> EXERCISE
Repeat every record below exactly, leaving out the pictures.

(Data about app and page elements)
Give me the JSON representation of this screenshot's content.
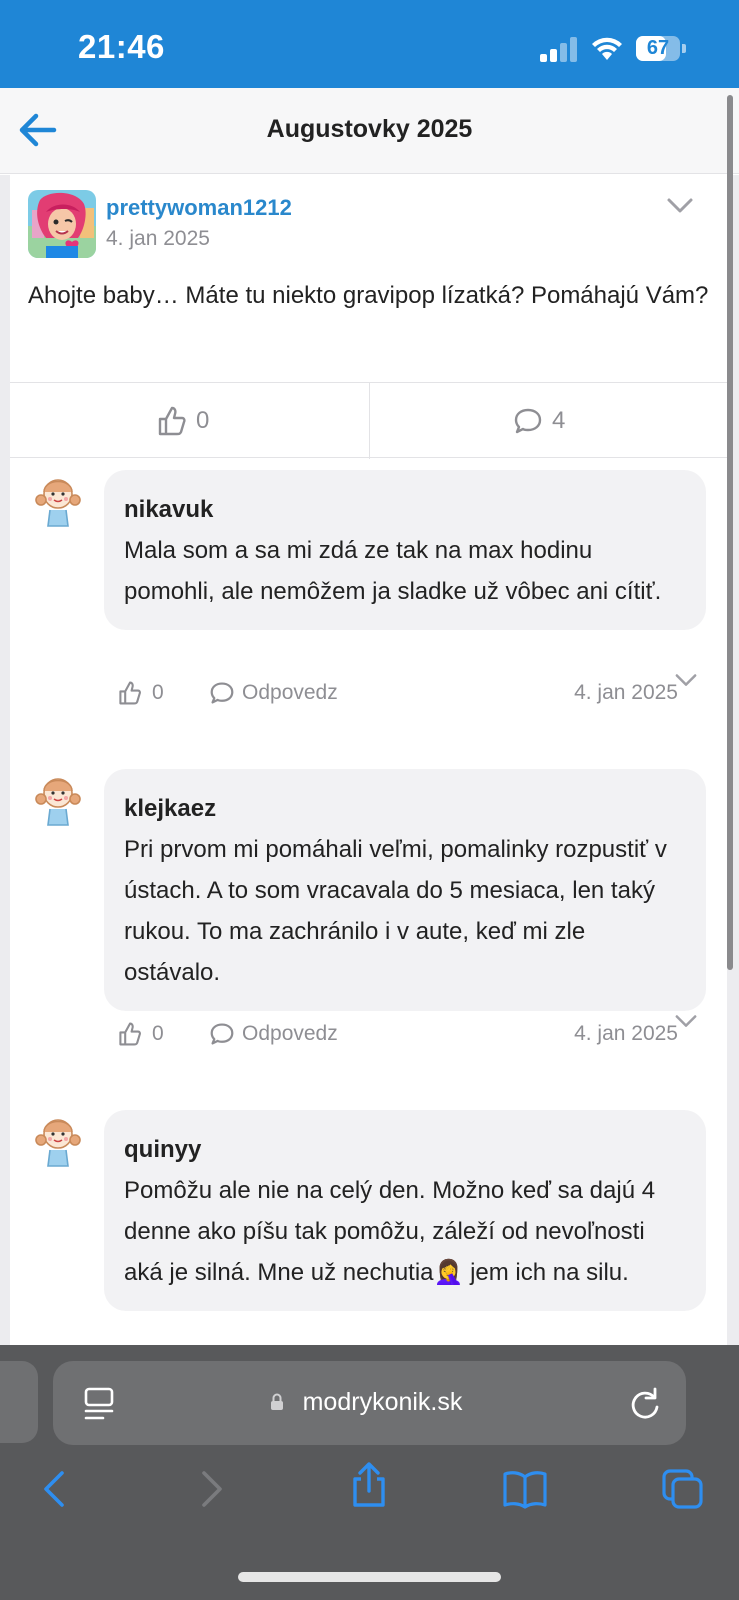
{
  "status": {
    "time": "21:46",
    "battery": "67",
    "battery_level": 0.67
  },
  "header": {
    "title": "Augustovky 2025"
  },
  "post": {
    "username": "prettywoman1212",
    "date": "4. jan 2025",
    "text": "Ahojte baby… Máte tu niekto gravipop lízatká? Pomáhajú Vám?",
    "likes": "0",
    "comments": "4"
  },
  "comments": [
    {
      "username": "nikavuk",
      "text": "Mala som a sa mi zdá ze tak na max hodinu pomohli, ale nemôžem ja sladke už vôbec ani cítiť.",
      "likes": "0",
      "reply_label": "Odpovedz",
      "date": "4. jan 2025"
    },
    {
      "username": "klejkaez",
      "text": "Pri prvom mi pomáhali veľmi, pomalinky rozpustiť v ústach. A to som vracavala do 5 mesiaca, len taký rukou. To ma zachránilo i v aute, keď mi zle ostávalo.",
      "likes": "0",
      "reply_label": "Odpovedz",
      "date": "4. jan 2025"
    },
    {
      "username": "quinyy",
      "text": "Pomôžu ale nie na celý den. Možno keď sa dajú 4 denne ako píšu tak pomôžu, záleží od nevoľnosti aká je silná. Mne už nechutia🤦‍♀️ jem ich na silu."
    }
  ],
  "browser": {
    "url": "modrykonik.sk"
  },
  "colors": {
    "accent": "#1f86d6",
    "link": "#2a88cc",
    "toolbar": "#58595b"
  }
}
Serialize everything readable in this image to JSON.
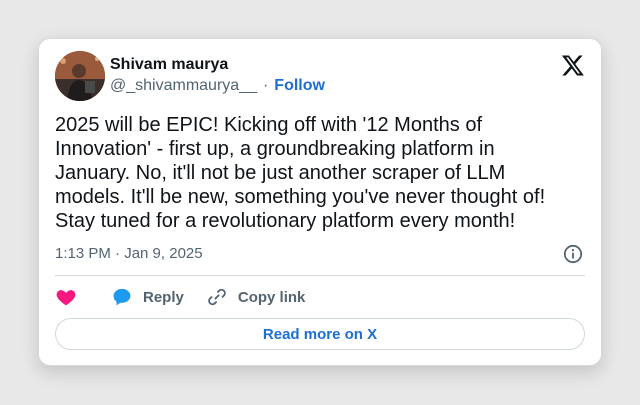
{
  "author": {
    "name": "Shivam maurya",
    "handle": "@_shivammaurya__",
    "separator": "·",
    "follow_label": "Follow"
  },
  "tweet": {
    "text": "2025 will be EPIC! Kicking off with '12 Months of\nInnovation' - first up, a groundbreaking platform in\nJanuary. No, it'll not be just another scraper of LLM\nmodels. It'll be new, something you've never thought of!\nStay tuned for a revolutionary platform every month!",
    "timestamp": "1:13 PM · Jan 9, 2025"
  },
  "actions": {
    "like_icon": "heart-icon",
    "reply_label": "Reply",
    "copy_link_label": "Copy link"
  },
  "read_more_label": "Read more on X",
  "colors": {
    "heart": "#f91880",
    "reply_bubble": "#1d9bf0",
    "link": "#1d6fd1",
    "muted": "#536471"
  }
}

> SOLUTION TO THIS PROBLEM
Give me the JSON representation of this screenshot's content.
{
  "status": {
    "time": "21:46",
    "battery": "67",
    "battery_level": 0.67
  },
  "header": {
    "title": "Augustovky 2025"
  },
  "post": {
    "username": "prettywoman1212",
    "date": "4. jan 2025",
    "text": "Ahojte baby… Máte tu niekto gravipop lízatká? Pomáhajú Vám?",
    "likes": "0",
    "comments": "4"
  },
  "comments": [
    {
      "username": "nikavuk",
      "text": "Mala som a sa mi zdá ze tak na max hodinu pomohli, ale nemôžem ja sladke už vôbec ani cítiť.",
      "likes": "0",
      "reply_label": "Odpovedz",
      "date": "4. jan 2025"
    },
    {
      "username": "klejkaez",
      "text": "Pri prvom mi pomáhali veľmi, pomalinky rozpustiť v ústach. A to som vracavala do 5 mesiaca, len taký rukou. To ma zachránilo i v aute, keď mi zle ostávalo.",
      "likes": "0",
      "reply_label": "Odpovedz",
      "date": "4. jan 2025"
    },
    {
      "username": "quinyy",
      "text": "Pomôžu ale nie na celý den. Možno keď sa dajú 4 denne ako píšu tak pomôžu, záleží od nevoľnosti aká je silná. Mne už nechutia🤦‍♀️ jem ich na silu."
    }
  ],
  "browser": {
    "url": "modrykonik.sk"
  },
  "colors": {
    "accent": "#1f86d6",
    "link": "#2a88cc",
    "toolbar": "#58595b"
  }
}
Serialize everything readable in this image to JSON.
{
  "author": {
    "name": "Shivam maurya",
    "handle": "@_shivammaurya__",
    "separator": "·",
    "follow_label": "Follow"
  },
  "tweet": {
    "text": "2025 will be EPIC! Kicking off with '12 Months of\nInnovation' - first up, a groundbreaking platform in\nJanuary. No, it'll not be just another scraper of LLM\nmodels. It'll be new, something you've never thought of!\nStay tuned for a revolutionary platform every month!",
    "timestamp": "1:13 PM · Jan 9, 2025"
  },
  "actions": {
    "like_icon": "heart-icon",
    "reply_label": "Reply",
    "copy_link_label": "Copy link"
  },
  "read_more_label": "Read more on X",
  "colors": {
    "heart": "#f91880",
    "reply_bubble": "#1d9bf0",
    "link": "#1d6fd1",
    "muted": "#536471"
  }
}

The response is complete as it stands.